Ever heard of IR35? A job for your accountant or legal team, perhaps. But don’t shrug off your responsibilities.
If you’re working out of an intermediary (limited company) IR35 is likely to fall onto your ‘to do’ list in some shape or form. Here’s what you need to know…
What is IR35?
IR35 has existed for some time. Introduced by HMRC in April 2000, IR35 is a piece of legislation designed to tackle tax avoidance by contractors. It aims to do so by assessing whether an individual is a genuine contractor used by an organisation or is instead what is known as a ‘disguised employee’ for tax purposes.
The rules change slightly on 6 April 2021 and are applied differently. From this date, technically all public authorities, medium and large sized clients, will be responsible for deciding the employment status of workers (which also means contractors and consultants). A company qualifies for the small company exemption, if it meets two or more of the following criteria:
Whatever you call yourself, you should be certain of whether you or your workers’ status falls in or outside of IR35.
What do the changes actually mean?
If your worker provides services to a public sector client, or a medium or large-sized private sector client, they:
Different rules apply if your worker:
Now, you will also need to communicate your ‘determination’ (i.e. your decision) using a Status Determination Statement or SDS. This must be communicated to the contractor and/or organisation you’re working with and set out your conclusions and the reasons you have reached those conclusions.
If your worker does not get an employment status determination
The rules are not changing for these clients If your worker is providing services to a small-sized client in the private sector.
If the client confirms it is a small-sized organisation, you as the intermediary (usually a limited company) will be responsible for determining your worker’s status to see if the off-payroll working rules apply.
What to consider when conducting a determination
It’s really important that your worker’s arrangement is documented. Consider the following key areas:
The important thing is to have a document trail of your conclusions including:
If you are taking on contractors, the responsibility to deduct tax and National Insurance rests on you until you tell the contractor otherwise.
For more details, please join our free IR35 webinar on Wednesday 17 March at 12 noon (a recording will be available).

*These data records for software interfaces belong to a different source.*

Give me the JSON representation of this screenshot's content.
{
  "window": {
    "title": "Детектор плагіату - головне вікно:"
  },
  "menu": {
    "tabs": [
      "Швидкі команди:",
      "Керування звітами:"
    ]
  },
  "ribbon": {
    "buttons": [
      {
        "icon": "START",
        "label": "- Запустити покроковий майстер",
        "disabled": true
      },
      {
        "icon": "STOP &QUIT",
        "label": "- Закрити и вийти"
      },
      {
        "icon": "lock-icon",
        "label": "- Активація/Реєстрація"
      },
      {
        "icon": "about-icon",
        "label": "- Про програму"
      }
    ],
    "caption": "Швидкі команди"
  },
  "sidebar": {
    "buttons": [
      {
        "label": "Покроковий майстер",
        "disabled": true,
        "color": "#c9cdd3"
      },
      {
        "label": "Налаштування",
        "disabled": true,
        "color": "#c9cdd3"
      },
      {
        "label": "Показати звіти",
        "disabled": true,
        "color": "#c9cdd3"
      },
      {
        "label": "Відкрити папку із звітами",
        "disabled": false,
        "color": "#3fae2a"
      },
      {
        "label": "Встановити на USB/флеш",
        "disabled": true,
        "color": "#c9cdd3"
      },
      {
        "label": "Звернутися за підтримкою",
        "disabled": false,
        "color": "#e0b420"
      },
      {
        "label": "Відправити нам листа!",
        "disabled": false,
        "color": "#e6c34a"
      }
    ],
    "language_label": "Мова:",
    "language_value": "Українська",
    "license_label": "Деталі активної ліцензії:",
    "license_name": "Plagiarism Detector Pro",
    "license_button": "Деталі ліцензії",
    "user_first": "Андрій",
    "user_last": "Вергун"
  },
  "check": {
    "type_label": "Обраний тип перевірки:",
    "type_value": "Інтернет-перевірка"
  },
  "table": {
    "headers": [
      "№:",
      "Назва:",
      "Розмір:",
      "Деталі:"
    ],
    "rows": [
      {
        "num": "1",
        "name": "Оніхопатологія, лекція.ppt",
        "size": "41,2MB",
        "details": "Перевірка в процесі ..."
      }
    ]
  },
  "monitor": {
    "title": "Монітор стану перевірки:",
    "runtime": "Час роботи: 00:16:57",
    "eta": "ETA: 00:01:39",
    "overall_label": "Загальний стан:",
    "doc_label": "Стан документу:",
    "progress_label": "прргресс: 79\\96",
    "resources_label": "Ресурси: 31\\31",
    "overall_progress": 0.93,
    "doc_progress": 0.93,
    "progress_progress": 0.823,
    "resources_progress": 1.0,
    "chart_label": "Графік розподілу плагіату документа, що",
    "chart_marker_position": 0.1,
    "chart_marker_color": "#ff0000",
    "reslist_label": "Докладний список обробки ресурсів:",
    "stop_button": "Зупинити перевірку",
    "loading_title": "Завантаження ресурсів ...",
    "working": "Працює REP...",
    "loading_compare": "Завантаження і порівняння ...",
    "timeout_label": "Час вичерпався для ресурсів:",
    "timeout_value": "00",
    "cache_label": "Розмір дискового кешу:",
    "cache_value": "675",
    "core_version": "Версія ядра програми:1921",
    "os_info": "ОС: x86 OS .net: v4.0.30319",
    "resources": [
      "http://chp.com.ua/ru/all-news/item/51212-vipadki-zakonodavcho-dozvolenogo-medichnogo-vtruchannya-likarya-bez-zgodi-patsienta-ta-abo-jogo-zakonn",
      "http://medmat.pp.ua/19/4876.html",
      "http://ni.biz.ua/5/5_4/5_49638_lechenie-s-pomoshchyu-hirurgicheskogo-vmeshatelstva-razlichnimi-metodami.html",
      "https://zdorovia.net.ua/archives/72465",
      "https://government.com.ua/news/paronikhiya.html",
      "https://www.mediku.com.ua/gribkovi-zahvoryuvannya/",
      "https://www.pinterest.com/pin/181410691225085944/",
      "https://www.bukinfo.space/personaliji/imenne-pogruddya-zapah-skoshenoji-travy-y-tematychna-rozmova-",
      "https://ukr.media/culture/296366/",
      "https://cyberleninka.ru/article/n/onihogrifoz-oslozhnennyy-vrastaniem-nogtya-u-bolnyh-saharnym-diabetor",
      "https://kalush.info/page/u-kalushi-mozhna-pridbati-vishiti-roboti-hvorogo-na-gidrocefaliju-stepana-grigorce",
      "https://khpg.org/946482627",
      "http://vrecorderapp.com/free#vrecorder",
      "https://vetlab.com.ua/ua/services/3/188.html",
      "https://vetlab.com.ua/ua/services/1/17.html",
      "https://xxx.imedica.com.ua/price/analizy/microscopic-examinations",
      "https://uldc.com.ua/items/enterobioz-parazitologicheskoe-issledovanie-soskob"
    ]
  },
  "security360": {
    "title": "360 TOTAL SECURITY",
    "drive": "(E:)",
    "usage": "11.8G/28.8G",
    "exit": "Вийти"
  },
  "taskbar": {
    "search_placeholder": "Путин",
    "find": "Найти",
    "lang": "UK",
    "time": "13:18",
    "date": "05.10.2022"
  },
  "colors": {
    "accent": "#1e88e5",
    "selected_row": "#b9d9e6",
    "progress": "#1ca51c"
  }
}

360 Law Group’s Erika Moralez-Perez will be joined by Mark Taylor from Duncan & Toplis / Kreston International to provide an insight into the implications of the new “off-payroll working rules” under IR35. The 45-minute webinar and Q&A will discuss what it means for your business, what you need to do and the financial implications of the legislation.
By Erika Moralez-Perez, Corporate Solicitor at 360 Law Group